-- MATERIAL PROVIDED follows --
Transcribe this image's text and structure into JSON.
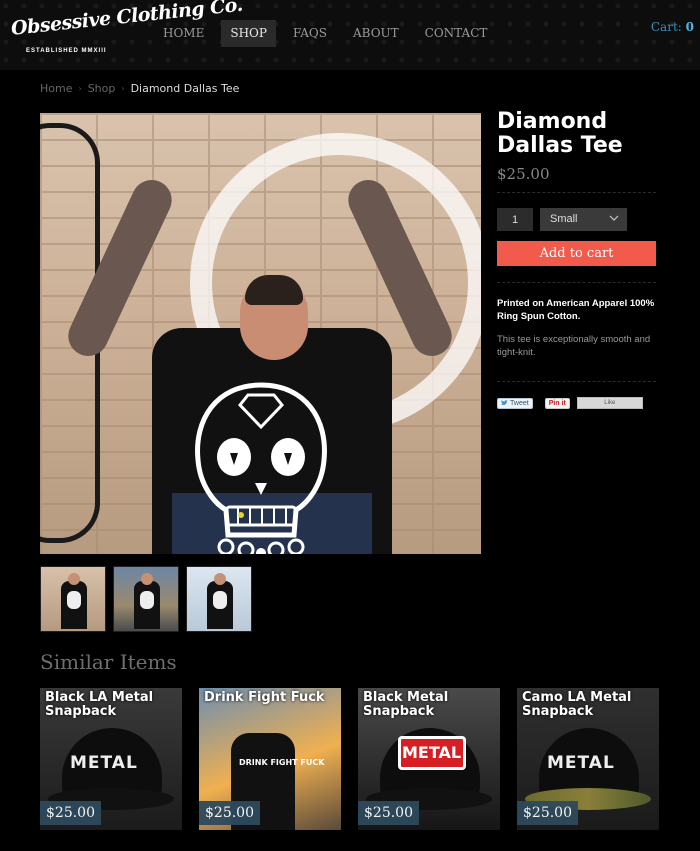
{
  "header": {
    "logo_text": "Obsessive Clothing Co.",
    "logo_tagline": "ESTABLISHED MMXIII",
    "nav": [
      {
        "label": "HOME",
        "active": false
      },
      {
        "label": "SHOP",
        "active": true
      },
      {
        "label": "FAQS",
        "active": false
      },
      {
        "label": "ABOUT",
        "active": false
      },
      {
        "label": "CONTACT",
        "active": false
      }
    ],
    "cart_label": "Cart:",
    "cart_count": "0"
  },
  "breadcrumb": {
    "home": "Home",
    "shop": "Shop",
    "current": "Diamond Dallas Tee"
  },
  "product": {
    "title": "Diamond Dallas Tee",
    "price": "$25.00",
    "quantity": "1",
    "size_selected": "Small",
    "add_to_cart_label": "Add to cart",
    "description_bold": "Printed on American Apparel 100% Ring Spun Cotton.",
    "description": "This tee is exceptionally smooth and tight-knit.",
    "social": {
      "tweet_label": "Tweet",
      "pin_label": "Pin it",
      "like_label": "Like"
    }
  },
  "similar": {
    "heading": "Similar Items",
    "items": [
      {
        "title": "Black LA Metal Snapback",
        "price": "$25.00",
        "cap_text": "METAL"
      },
      {
        "title": "Drink Fight Fuck",
        "price": "$25.00",
        "shirt_text": "DRINK FIGHT FUCK"
      },
      {
        "title": "Black Metal Snapback",
        "price": "$25.00",
        "cap_text": "METAL"
      },
      {
        "title": "Camo LA Metal Snapback",
        "price": "$25.00",
        "cap_text": "METAL"
      }
    ]
  },
  "colors": {
    "background": "#000000",
    "accent_button": "#f25a4b",
    "cart_link": "#3b8fb8",
    "price_tag": "#2e4a5c"
  }
}
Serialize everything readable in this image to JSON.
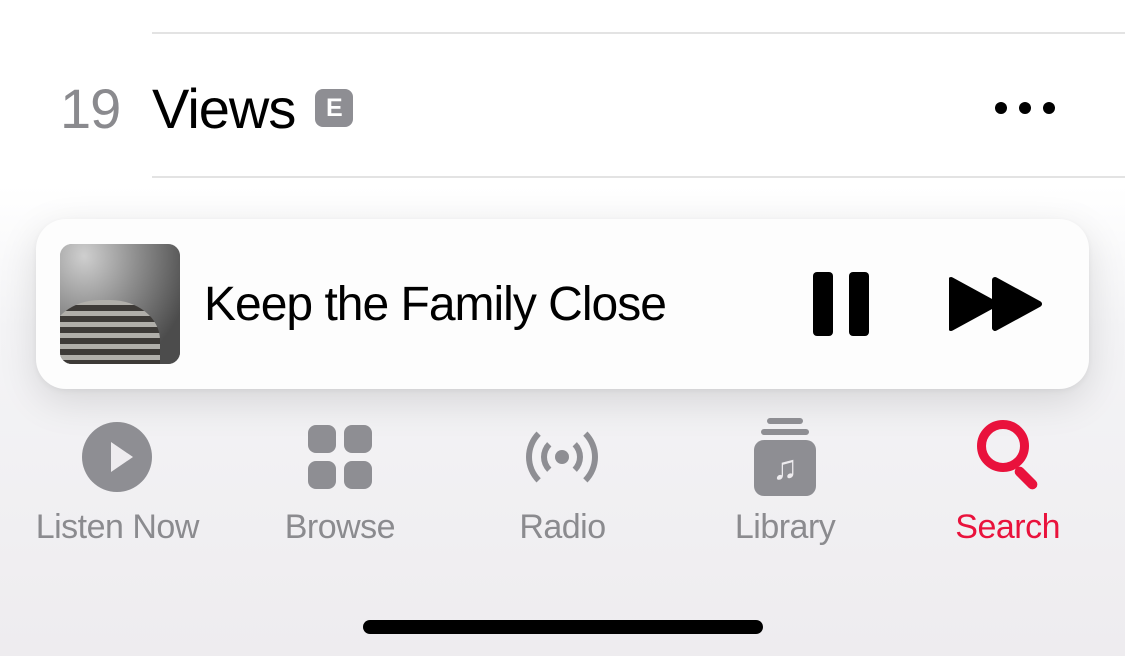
{
  "track": {
    "number": "19",
    "title": "Views",
    "explicit_label": "E"
  },
  "now_playing": {
    "title": "Keep the Family Close"
  },
  "tabs": [
    {
      "id": "listen-now",
      "label": "Listen Now",
      "active": false
    },
    {
      "id": "browse",
      "label": "Browse",
      "active": false
    },
    {
      "id": "radio",
      "label": "Radio",
      "active": false
    },
    {
      "id": "library",
      "label": "Library",
      "active": false
    },
    {
      "id": "search",
      "label": "Search",
      "active": true
    }
  ],
  "colors": {
    "accent": "#e9123c",
    "inactive": "#8e8e93"
  }
}
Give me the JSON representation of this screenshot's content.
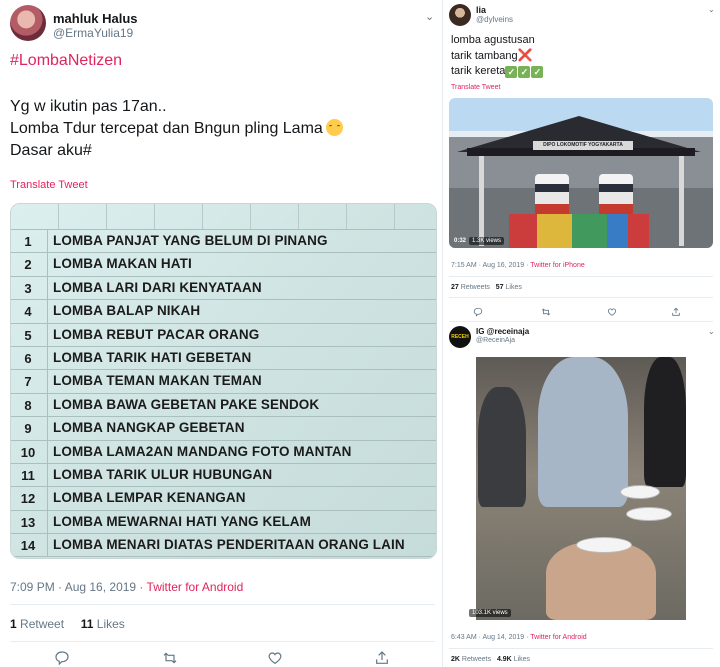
{
  "left_tweet": {
    "name": "mahluk Halus",
    "handle": "@ErmaYulia19",
    "hashtag": "#LombaNetizen",
    "lines": [
      "Yg w ikutin pas 17an..",
      "Lomba Tdur tercepat dan Bngun pling  Lama",
      "Dasar aku#"
    ],
    "translate": "Translate Tweet",
    "list": [
      {
        "num": "1",
        "text": "LOMBA PANJAT YANG BELUM DI PINANG"
      },
      {
        "num": "2",
        "text": "LOMBA MAKAN HATI"
      },
      {
        "num": "3",
        "text": "LOMBA LARI DARI KENYATAAN"
      },
      {
        "num": "4",
        "text": "LOMBA BALAP NIKAH"
      },
      {
        "num": "5",
        "text": "LOMBA REBUT PACAR ORANG"
      },
      {
        "num": "6",
        "text": "LOMBA TARIK HATI GEBETAN"
      },
      {
        "num": "7",
        "text": "LOMBA TEMAN MAKAN TEMAN"
      },
      {
        "num": "8",
        "text": "LOMBA BAWA GEBETAN PAKE SENDOK"
      },
      {
        "num": "9",
        "text": "LOMBA NANGKAP GEBETAN"
      },
      {
        "num": "10",
        "text": "LOMBA LAMA2AN MANDANG FOTO MANTAN"
      },
      {
        "num": "11",
        "text": "LOMBA TARIK ULUR HUBUNGAN"
      },
      {
        "num": "12",
        "text": "LOMBA LEMPAR KENANGAN"
      },
      {
        "num": "13",
        "text": "LOMBA MEWARNAI HATI YANG KELAM"
      },
      {
        "num": "14",
        "text": "LOMBA MENARI DIATAS PENDERITAAN ORANG LAIN"
      }
    ],
    "time": "7:09 PM · Aug 16, 2019 · ",
    "source": "Twitter for Android",
    "retweets": "1",
    "retweets_label": "Retweet",
    "likes": "11",
    "likes_label": "Likes",
    "icons": [
      "reply-icon",
      "retweet-icon",
      "like-icon",
      "share-icon"
    ]
  },
  "right_tweet_1": {
    "name": "lia",
    "handle": "@dylveins",
    "lines": [
      "lomba agustusan",
      "tarik tambang",
      "tarik kereta"
    ],
    "translate": "Translate Tweet",
    "video_sign": "DIPO LOKOMOTIF YOGYAKARTA",
    "video_time": "0:32",
    "video_views": "1.3K views",
    "time": "7:15 AM · Aug 16, 2019 · ",
    "source": "Twitter for iPhone",
    "retweets": "27",
    "retweets_label": "Retweets",
    "likes": "57",
    "likes_label": "Likes"
  },
  "right_tweet_2": {
    "name": "IG @receinaja",
    "handle": "@ReceinAja",
    "avatar_text": "RECEH",
    "video_time": "0:20",
    "video_views": "103.1K views",
    "time": "6:43 AM · Aug 14, 2019 · ",
    "source": "Twitter for Android",
    "retweets": "2K",
    "retweets_label": "Retweets",
    "likes": "4.9K",
    "likes_label": "Likes"
  },
  "colors": {
    "accent": "#e0245e",
    "muted": "#657786",
    "text": "#14171a"
  }
}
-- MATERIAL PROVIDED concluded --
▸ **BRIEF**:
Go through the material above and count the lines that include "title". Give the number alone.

▸ **ANSWER SPACE**:
7